Thanks for hosting!

Rachel Dacus said...

Thanks, Lisa, for hosting me today on your wonderful blog. I'll be checking in today to see if any readers have questions. Happy reading!

Edgar Gerik said...

Great interview

Victoria Alexander said...

Really great post, I enjoyed reading it!

Rachel Dacus said...

Thanks, Edgar and Victoria!

Bernie Wallace said...

Which book would you like to see a sequel to? Congrats on the release. Bernie Wallace BWallace1980(at)hotmail(d0t)com

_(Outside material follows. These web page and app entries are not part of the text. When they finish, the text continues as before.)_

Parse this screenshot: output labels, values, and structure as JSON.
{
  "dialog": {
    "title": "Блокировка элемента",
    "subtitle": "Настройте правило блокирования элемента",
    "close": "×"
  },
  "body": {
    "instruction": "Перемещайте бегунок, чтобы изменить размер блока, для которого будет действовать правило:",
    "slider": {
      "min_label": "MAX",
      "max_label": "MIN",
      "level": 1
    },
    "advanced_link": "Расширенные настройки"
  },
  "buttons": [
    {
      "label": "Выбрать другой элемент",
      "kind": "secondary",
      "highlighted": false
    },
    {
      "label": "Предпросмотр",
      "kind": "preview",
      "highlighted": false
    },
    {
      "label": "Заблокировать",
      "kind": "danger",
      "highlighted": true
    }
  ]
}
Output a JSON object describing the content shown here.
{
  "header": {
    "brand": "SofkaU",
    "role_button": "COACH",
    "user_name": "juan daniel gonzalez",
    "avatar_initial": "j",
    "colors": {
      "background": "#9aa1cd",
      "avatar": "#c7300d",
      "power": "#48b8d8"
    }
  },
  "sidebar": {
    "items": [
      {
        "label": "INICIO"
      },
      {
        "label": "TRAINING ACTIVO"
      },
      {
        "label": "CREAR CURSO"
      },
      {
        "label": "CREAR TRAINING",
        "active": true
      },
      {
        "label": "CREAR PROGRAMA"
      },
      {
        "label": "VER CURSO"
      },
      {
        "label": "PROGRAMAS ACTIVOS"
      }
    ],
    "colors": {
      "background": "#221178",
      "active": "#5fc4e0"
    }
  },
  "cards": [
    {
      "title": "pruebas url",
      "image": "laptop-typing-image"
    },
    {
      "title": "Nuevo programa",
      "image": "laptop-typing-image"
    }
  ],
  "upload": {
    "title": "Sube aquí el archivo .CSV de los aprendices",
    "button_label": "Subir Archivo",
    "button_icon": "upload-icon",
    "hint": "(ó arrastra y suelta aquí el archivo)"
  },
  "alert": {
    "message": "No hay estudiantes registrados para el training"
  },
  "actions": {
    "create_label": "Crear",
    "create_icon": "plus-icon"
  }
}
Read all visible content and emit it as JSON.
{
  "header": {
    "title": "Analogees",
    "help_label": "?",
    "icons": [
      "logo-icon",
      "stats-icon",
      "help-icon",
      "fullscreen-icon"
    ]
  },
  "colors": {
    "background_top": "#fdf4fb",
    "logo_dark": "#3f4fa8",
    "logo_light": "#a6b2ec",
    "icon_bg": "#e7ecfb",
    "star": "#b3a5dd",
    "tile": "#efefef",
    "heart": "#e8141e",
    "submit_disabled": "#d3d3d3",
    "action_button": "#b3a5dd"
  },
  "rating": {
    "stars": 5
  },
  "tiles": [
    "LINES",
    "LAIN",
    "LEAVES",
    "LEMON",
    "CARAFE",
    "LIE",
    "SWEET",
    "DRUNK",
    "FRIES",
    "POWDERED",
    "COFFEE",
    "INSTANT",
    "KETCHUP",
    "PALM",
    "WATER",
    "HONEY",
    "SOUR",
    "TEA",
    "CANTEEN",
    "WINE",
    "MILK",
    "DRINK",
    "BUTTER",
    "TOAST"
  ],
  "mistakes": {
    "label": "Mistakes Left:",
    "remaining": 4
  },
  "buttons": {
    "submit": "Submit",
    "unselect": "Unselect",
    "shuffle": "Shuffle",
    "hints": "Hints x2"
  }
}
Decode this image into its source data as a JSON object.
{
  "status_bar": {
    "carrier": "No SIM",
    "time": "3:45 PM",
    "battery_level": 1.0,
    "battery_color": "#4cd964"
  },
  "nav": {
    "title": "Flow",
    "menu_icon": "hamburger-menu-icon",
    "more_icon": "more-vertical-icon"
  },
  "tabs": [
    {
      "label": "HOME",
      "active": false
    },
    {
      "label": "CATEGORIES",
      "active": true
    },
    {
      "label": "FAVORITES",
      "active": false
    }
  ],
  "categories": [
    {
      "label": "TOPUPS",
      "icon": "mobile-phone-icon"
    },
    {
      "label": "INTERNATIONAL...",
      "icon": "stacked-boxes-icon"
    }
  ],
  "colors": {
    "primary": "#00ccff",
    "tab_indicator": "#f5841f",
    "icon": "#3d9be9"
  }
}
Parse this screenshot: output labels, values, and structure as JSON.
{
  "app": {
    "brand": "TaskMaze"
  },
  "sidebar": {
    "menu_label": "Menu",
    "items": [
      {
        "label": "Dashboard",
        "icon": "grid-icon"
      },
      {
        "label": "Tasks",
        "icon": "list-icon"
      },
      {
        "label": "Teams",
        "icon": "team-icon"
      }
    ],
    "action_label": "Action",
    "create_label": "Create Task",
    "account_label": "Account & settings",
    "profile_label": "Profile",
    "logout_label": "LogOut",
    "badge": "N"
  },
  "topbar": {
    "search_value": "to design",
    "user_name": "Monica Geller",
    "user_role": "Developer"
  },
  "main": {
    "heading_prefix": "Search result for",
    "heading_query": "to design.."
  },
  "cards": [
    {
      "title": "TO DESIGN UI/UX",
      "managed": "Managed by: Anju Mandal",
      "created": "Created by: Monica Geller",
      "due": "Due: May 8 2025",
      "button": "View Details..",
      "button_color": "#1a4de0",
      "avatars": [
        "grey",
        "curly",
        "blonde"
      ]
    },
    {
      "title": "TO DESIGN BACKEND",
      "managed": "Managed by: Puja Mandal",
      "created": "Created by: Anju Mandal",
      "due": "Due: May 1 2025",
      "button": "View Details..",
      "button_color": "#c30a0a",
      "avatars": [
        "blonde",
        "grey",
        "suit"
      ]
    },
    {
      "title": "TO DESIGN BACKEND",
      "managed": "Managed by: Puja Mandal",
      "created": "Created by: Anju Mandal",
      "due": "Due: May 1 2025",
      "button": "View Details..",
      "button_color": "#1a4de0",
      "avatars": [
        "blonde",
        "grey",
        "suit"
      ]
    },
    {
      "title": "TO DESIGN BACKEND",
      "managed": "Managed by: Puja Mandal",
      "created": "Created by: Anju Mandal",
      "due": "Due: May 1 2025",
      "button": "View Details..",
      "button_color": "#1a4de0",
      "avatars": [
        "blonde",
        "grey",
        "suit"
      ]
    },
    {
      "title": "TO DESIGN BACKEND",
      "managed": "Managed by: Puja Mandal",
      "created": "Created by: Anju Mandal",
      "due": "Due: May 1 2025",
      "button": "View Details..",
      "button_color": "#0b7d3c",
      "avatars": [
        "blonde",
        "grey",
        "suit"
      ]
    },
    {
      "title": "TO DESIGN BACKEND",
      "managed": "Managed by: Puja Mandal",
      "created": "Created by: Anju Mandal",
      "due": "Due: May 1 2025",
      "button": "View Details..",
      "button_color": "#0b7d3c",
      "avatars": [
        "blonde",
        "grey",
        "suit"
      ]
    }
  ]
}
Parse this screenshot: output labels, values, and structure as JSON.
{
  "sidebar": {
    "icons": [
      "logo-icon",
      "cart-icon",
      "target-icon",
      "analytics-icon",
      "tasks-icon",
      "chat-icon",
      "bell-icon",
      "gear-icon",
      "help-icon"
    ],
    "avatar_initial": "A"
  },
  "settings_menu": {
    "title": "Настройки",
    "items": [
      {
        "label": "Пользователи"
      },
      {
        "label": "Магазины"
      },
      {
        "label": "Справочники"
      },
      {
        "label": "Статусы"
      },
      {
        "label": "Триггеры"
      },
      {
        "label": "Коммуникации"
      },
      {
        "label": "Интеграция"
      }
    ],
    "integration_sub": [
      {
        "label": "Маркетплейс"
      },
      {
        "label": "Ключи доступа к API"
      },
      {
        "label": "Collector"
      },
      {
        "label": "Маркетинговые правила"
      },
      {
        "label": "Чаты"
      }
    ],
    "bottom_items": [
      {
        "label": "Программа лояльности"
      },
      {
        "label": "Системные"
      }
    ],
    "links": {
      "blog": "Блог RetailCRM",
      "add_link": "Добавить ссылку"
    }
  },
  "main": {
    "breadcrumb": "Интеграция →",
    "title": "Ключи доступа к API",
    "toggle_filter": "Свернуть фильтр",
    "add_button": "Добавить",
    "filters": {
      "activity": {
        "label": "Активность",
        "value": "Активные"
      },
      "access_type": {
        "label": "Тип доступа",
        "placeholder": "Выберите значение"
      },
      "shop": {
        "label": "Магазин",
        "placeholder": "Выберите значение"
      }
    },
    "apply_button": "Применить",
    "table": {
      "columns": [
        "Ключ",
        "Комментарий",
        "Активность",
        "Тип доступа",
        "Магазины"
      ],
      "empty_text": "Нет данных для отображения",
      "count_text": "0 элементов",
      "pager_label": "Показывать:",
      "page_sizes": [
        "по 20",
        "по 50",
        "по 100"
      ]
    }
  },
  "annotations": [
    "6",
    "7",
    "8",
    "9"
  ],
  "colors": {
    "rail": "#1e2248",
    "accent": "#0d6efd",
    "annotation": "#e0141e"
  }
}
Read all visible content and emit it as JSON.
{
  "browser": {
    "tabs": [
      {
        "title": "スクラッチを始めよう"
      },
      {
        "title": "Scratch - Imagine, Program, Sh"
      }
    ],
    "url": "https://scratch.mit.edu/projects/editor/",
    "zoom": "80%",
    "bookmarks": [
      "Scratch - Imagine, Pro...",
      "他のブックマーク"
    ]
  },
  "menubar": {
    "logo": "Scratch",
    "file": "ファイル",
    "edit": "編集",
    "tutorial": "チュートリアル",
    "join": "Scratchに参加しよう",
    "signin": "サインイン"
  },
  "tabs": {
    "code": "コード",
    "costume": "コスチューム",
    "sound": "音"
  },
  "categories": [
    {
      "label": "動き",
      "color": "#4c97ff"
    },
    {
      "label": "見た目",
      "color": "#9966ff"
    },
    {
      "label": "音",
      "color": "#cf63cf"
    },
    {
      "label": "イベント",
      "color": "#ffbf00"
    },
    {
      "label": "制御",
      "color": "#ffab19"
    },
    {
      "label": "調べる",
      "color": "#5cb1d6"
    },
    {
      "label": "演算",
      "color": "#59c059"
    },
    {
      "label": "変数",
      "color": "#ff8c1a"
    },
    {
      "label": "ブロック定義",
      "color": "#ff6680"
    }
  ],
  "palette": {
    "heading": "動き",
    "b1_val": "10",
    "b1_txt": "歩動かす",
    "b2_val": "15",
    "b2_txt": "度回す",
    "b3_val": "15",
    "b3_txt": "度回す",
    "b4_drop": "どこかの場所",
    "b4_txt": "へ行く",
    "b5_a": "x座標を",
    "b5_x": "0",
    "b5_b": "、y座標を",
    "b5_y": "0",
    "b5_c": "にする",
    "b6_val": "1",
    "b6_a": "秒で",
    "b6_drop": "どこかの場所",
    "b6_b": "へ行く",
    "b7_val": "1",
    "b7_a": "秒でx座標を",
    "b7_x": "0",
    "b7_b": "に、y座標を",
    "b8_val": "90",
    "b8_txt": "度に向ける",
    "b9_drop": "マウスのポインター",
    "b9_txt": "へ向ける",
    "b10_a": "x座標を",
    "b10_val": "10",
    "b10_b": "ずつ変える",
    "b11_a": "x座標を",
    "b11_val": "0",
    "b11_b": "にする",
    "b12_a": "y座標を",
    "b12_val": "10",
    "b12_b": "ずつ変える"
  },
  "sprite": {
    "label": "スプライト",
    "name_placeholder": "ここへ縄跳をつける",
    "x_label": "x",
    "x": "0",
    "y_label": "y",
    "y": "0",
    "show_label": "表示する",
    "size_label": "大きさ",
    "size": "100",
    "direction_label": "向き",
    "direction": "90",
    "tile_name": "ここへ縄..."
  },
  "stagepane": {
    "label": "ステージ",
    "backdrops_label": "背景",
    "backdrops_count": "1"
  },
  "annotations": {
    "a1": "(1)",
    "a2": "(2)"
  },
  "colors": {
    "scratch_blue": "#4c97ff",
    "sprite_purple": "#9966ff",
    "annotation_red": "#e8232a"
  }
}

Rita Wray said...

Sounds like a good book.

Rachel Dacus said...

Joseph, I'm working on a sequel to THE RENAISSANCE CLUB. I'd love to see a sequel to UPROOTED by Naomi Novik. Thanks for the congrats!

Rachel Dacus said...

Thanks so much for hosting me today! You can find more about THE RENAISSANCE CLUB and my writing at racheldacus.net.

Ally Swanson said...

Congrats on the new book and good luck on the book tour!

Danielle merkle said...

Sounds like a great read